Denials are a thorn in the flesh for most medical practices. But there are some specialties that have an exceptionally high denial rate. OB/GYN is, unfortunately, one of them. Denial rates in this specialty are the highest at a whopping 22.42%. Denials are an everyday occurrence for most OB/GYN centers. OB/GYN billing and coding comes with unique challenges because of the voluminous claims filing that comes with a practice that covers Obstetrics, Anesthesia for the procedure, Gynecology, and Family Planning. If you’re practice is dealing with excessive claims denials that are hurting revenue, here’s a look at several strategies you can use to avoid claims denials and start improving revenue for your OB/GYN practice.
Look for Most Common Causes for Denials
There are so many facets to appealing a denied claim. While each denial may seem the same, each one is definitely unique. The first thing one should do when a claim is denied is to review the EOB and determine why it was denied. It helps to be aware of some of the most common causes of OB/GYN denials so you can avoid them. In most cases, you will get a code 18 denial for a duplicate claim or service, while it’s often common that the claims are denied because the benefit for service was already included in the payment of another procedure or service. These claims may be denied because the procedure isn’t paid for separately, the charge isn’t covered by the payer, or it could just be that the claim has errors or lacks essential information required for reimbursement.
Keep a Close Eye on Coding Updates
One of the best ways to make sure claims aren’t unnecessarily denied so you can maximize reimbursements is to stay well informed on coding updates that affect OB/GYN practices. Within the past few years, several changes in CPT codes have been made, so it’s important to stay up-to-date. Failing to be updated on current coding updates has the ability to cost your practice thousands of dollars, which is why it’s so important to work with billing and coding specialists that are current in their knowledge. With the new 2019 ICD-10-CM code set now available, more than 30 of the changes apply to OB/GYN. These changes include updating coding multiple gestation pregnancies to coding for obstetric surgical wound infections.
Follow Best Practices for OB/GYN Coding
- Specific trimesters need to be documented. For example, using the new ICD-10-CM code O09.01 is for the supervision of a pregnancy with an infertility history within the first trimester. Be aware that codes may vary depending on the specific trimester.
- The cause of pelvic pain needs to be documented if it is known.
- If a patient’s age is complicating a pregnancy. For example, for patients over 35 years old, indicate whether their age may affect their delivery.
- If fetus visibility scans are done, document the reason. Specify whether it’s simply a routine screening or there have been signs that may indicate a potential miscarriage.
- Be careful when documenting annual gynecological exams, since the annual GYN exam code is in ICD-10-CM chapter 21 instead of in chapter 15 where you may expect it. The code for a routine GYN exam is Z01.4.
Outsource OB/GYN Billing and Coding
Even small errors can end up causing claims denials, and with all the voluminous claims filing that comes with OB/GYN billing and coding, it could be a good option for your practice to outsource your billing and coding.

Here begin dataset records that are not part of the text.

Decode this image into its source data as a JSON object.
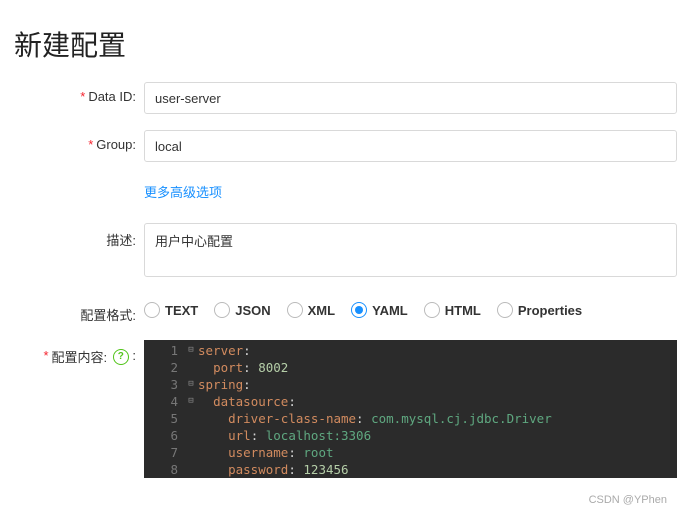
{
  "title": "新建配置",
  "labels": {
    "dataId": "Data ID:",
    "group": "Group:",
    "desc": "描述:",
    "format": "配置格式:",
    "content": "配置内容:"
  },
  "values": {
    "dataId": "user-server",
    "group": "local",
    "desc": "用户中心配置"
  },
  "advLink": "更多高级选项",
  "formats": {
    "options": [
      "TEXT",
      "JSON",
      "XML",
      "YAML",
      "HTML",
      "Properties"
    ],
    "selected": "YAML"
  },
  "code": [
    {
      "n": 1,
      "fold": "⊟",
      "indent": 0,
      "key": "server",
      "val": null,
      "type": "none"
    },
    {
      "n": 2,
      "fold": "",
      "indent": 1,
      "key": "port",
      "val": "8002",
      "type": "num"
    },
    {
      "n": 3,
      "fold": "⊟",
      "indent": 0,
      "key": "spring",
      "val": null,
      "type": "none"
    },
    {
      "n": 4,
      "fold": "⊟",
      "indent": 1,
      "key": "datasource",
      "val": null,
      "type": "none"
    },
    {
      "n": 5,
      "fold": "",
      "indent": 2,
      "key": "driver-class-name",
      "val": "com.mysql.cj.jdbc.Driver",
      "type": "str"
    },
    {
      "n": 6,
      "fold": "",
      "indent": 2,
      "key": "url",
      "val": "localhost:3306",
      "type": "str"
    },
    {
      "n": 7,
      "fold": "",
      "indent": 2,
      "key": "username",
      "val": "root",
      "type": "str"
    },
    {
      "n": 8,
      "fold": "",
      "indent": 2,
      "key": "password",
      "val": "123456",
      "type": "num"
    }
  ],
  "watermark": "CSDN @YPhen"
}
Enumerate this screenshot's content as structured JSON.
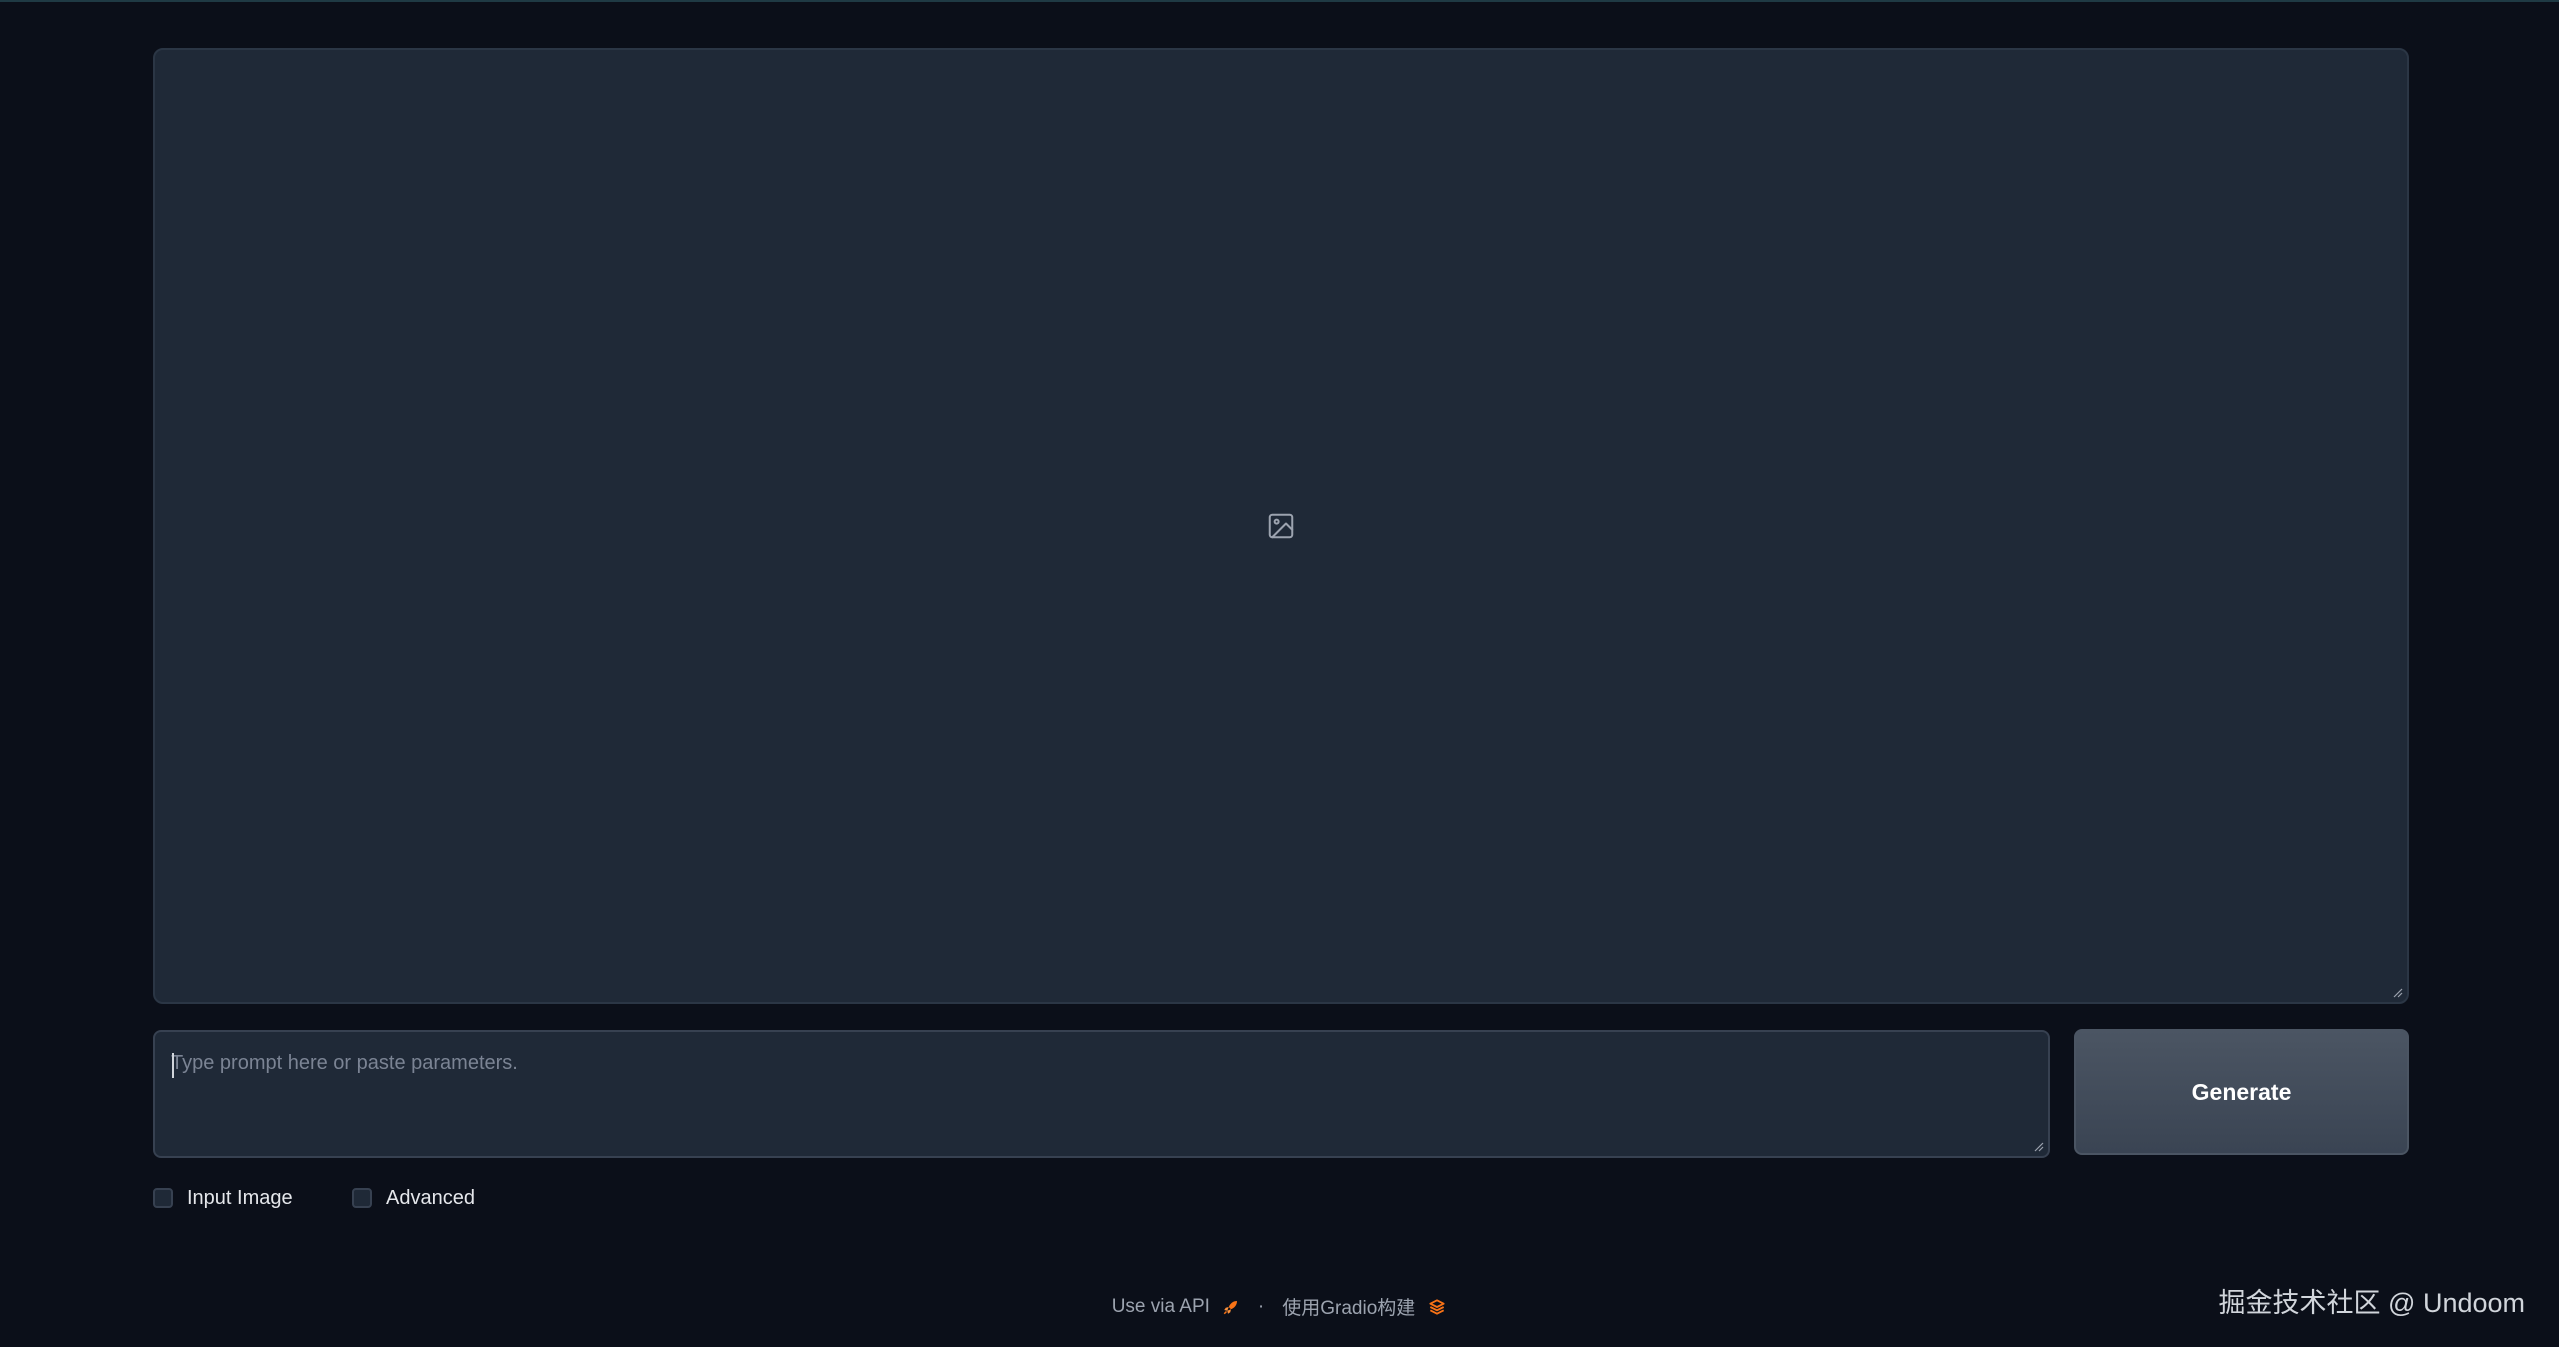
{
  "output_image": {
    "icon": "image-icon"
  },
  "prompt": {
    "value": "",
    "placeholder": "Type prompt here or paste parameters."
  },
  "generate_button": {
    "label": "Generate"
  },
  "options": {
    "input_image_label": "Input Image",
    "input_image_checked": false,
    "advanced_label": "Advanced",
    "advanced_checked": false
  },
  "footer": {
    "api_link": "Use via API",
    "api_icon": "rocket-icon",
    "separator": "·",
    "built_with": "使用Gradio构建",
    "gradio_icon": "gradio-logo-icon"
  },
  "watermark": {
    "text": "掘金技术社区 @ Undoom"
  },
  "colors": {
    "background": "#0b0f19",
    "panel": "#1f2937",
    "border": "#374151",
    "button": "#4b5563",
    "accent": "#f97316"
  }
}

OBGYN coding is already difficult, and these new changes to the ICD-10 codes for 2019 only add to coding difficulties for your practice. Simply forgetting to add additional characters to codes that specify a type of surgical wound is enough to get your claim denied, and denials can cost your practice big time. Through outsourcing, many OBGYN practices are able to improve billing and coding efficiency so they’re able to spend more time focusing on offering patients quality patient care. MedicalBillersandCoders is a reputable medical billing and coding company that offers the highest quality service for clients across the country. To learn more about how we can end your OB/GYN billing and coding difficulties, contact us today.
It is critical to follow the appeals process laid out by the payor. Never assume payor appeals processes are identical. Mark the dates for deadlines and plan on sending appeals 4 -5 days before a deadline. Repeat this for each level of appeal. A winning appeal always involves solid payor policy research, supplying complete medical records (with Orders, Lab Results, X-ray Reports, the works, to ensure medical necessity), and crafting a well-written appeal letter addressing the denial reasons while providing strong details of support from the documentation.